Work item:
Find the lines below holding the word "name" and copy each of them.

* * * *

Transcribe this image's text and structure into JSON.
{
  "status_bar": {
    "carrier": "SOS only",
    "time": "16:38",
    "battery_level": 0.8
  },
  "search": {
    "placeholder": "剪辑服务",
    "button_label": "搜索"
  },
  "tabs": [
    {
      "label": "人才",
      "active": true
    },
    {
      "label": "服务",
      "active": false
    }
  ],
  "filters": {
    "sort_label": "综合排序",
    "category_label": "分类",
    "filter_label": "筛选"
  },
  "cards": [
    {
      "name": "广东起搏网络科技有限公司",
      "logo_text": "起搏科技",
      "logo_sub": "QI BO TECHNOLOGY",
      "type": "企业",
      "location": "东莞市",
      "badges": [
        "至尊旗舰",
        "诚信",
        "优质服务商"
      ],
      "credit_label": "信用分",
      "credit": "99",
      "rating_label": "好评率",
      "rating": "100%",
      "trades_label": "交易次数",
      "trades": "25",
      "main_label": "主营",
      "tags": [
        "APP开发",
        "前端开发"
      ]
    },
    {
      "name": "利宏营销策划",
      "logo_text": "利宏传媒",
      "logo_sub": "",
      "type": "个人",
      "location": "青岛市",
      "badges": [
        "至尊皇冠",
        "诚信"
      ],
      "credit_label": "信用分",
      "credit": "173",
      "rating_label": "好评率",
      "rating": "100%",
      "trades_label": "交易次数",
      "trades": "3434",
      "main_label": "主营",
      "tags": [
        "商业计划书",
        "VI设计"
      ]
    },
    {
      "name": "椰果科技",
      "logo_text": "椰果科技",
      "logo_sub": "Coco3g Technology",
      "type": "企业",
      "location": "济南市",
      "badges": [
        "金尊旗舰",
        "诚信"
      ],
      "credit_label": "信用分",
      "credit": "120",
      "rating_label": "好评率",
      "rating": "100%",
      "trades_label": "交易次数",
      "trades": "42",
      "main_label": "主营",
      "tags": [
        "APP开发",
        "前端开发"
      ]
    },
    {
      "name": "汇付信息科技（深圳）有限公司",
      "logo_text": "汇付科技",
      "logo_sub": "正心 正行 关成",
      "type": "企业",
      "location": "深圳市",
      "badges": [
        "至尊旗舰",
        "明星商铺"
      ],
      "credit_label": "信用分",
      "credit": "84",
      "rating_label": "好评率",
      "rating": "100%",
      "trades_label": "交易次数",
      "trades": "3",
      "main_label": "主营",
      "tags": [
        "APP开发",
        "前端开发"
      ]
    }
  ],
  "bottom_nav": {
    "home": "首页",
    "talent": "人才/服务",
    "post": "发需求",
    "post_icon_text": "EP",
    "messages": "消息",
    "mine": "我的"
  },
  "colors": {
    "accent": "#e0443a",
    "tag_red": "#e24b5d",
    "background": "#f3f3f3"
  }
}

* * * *

Result:
      "name": "广东起搏网络科技有限公司",
      "name": "利宏营销策划",
      "name": "椰果科技",
      "name": "汇付信息科技（深圳）有限公司",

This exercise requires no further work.